§ Task instructions
Copy the data that follows, character for character, minus the pictures.

§ Available records
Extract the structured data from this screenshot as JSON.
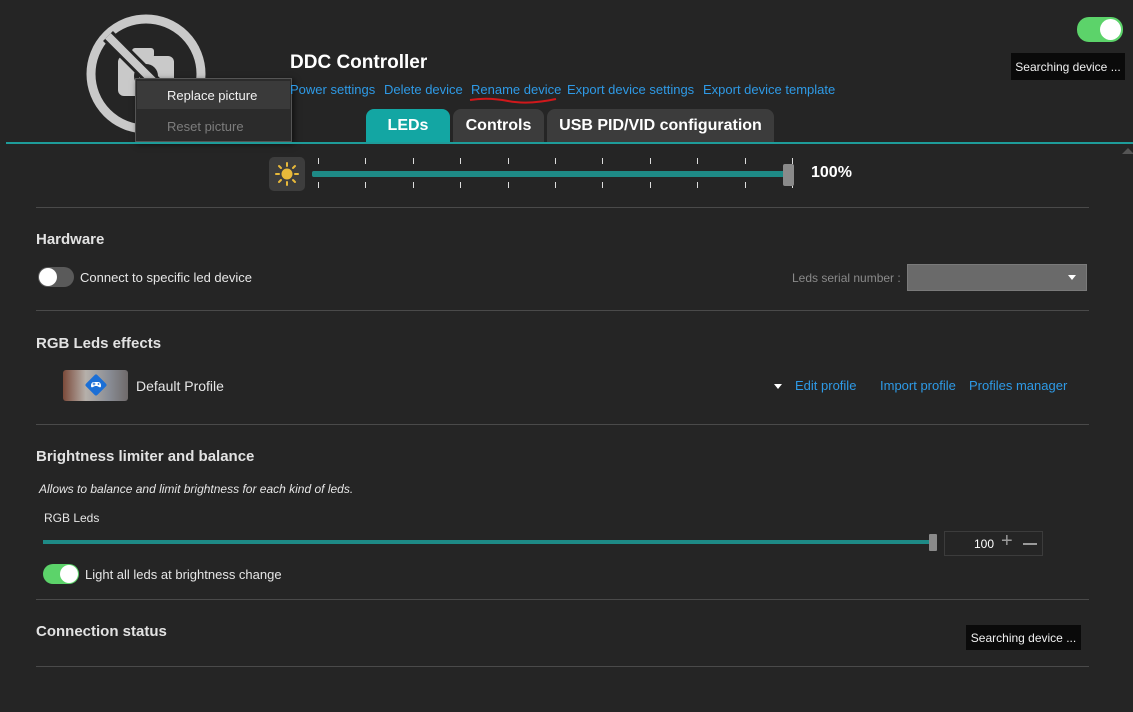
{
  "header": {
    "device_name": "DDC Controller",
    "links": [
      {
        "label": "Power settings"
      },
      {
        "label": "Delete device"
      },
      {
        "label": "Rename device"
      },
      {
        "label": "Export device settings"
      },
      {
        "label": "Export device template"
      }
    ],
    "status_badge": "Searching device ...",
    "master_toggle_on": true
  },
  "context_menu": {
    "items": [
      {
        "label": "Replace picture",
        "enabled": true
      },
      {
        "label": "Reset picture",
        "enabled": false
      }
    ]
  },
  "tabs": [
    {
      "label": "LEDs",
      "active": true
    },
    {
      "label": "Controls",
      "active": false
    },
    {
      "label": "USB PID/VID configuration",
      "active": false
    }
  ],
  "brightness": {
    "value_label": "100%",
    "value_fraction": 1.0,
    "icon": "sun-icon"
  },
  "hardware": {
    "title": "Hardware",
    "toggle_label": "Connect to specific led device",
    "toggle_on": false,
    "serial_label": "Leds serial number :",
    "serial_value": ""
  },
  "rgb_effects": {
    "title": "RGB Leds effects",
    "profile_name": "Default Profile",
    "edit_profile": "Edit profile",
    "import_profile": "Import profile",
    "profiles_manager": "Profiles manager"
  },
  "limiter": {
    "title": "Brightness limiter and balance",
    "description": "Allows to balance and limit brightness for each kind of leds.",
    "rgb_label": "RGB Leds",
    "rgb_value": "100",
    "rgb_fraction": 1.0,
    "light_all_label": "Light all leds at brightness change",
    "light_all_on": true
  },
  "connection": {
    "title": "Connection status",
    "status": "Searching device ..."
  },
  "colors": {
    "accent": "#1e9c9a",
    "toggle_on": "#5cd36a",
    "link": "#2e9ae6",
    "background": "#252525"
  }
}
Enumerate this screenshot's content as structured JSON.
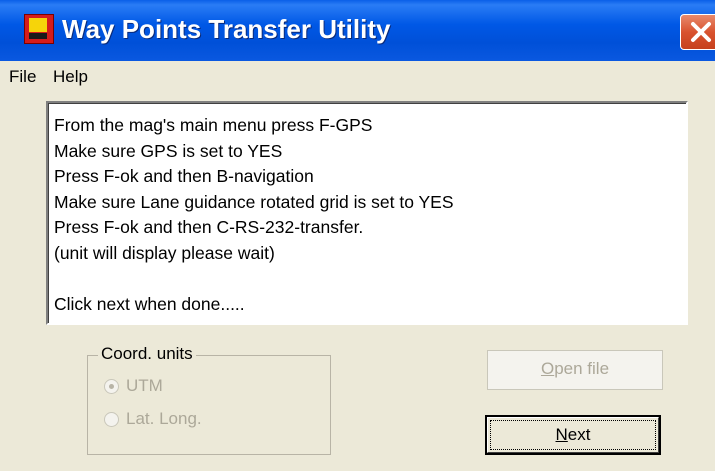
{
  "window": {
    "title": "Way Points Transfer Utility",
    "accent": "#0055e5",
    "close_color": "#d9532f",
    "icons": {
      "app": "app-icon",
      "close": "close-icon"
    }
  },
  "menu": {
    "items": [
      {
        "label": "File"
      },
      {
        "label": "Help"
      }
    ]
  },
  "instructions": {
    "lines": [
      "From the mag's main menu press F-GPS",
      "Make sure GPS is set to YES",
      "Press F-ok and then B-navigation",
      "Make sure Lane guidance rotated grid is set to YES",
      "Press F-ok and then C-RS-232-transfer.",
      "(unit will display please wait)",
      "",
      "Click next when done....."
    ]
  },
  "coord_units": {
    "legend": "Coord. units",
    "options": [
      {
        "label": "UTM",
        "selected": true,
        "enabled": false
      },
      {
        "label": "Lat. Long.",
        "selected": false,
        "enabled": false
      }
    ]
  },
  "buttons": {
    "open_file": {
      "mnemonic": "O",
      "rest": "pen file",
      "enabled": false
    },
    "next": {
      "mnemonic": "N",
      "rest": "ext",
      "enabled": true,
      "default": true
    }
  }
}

§ Result of this exercise
Extract the structured data from this screenshot as JSON.
{
  "header": {
    "device_name": "DDC Controller",
    "links": [
      {
        "label": "Power settings"
      },
      {
        "label": "Delete device"
      },
      {
        "label": "Rename device"
      },
      {
        "label": "Export device settings"
      },
      {
        "label": "Export device template"
      }
    ],
    "status_badge": "Searching device ...",
    "master_toggle_on": true
  },
  "context_menu": {
    "items": [
      {
        "label": "Replace picture",
        "enabled": true
      },
      {
        "label": "Reset picture",
        "enabled": false
      }
    ]
  },
  "tabs": [
    {
      "label": "LEDs",
      "active": true
    },
    {
      "label": "Controls",
      "active": false
    },
    {
      "label": "USB PID/VID configuration",
      "active": false
    }
  ],
  "brightness": {
    "value_label": "100%",
    "value_fraction": 1.0,
    "icon": "sun-icon"
  },
  "hardware": {
    "title": "Hardware",
    "toggle_label": "Connect to specific led device",
    "toggle_on": false,
    "serial_label": "Leds serial number :",
    "serial_value": ""
  },
  "rgb_effects": {
    "title": "RGB Leds effects",
    "profile_name": "Default Profile",
    "edit_profile": "Edit profile",
    "import_profile": "Import profile",
    "profiles_manager": "Profiles manager"
  },
  "limiter": {
    "title": "Brightness limiter and balance",
    "description": "Allows to balance and limit brightness for each kind of leds.",
    "rgb_label": "RGB Leds",
    "rgb_value": "100",
    "rgb_fraction": 1.0,
    "light_all_label": "Light all leds at brightness change",
    "light_all_on": true
  },
  "connection": {
    "title": "Connection status",
    "status": "Searching device ..."
  },
  "colors": {
    "accent": "#1e9c9a",
    "toggle_on": "#5cd36a",
    "link": "#2e9ae6",
    "background": "#252525"
  }
}
Enumerate this screenshot's content as structured JSON.
{
  "window": {
    "title": "Way Points Transfer Utility",
    "accent": "#0055e5",
    "close_color": "#d9532f",
    "icons": {
      "app": "app-icon",
      "close": "close-icon"
    }
  },
  "menu": {
    "items": [
      {
        "label": "File"
      },
      {
        "label": "Help"
      }
    ]
  },
  "instructions": {
    "lines": [
      "From the mag's main menu press F-GPS",
      "Make sure GPS is set to YES",
      "Press F-ok and then B-navigation",
      "Make sure Lane guidance rotated grid is set to YES",
      "Press F-ok and then C-RS-232-transfer.",
      "(unit will display please wait)",
      "",
      "Click next when done....."
    ]
  },
  "coord_units": {
    "legend": "Coord. units",
    "options": [
      {
        "label": "UTM",
        "selected": true,
        "enabled": false
      },
      {
        "label": "Lat. Long.",
        "selected": false,
        "enabled": false
      }
    ]
  },
  "buttons": {
    "open_file": {
      "mnemonic": "O",
      "rest": "pen file",
      "enabled": false
    },
    "next": {
      "mnemonic": "N",
      "rest": "ext",
      "enabled": true,
      "default": true
    }
  }
}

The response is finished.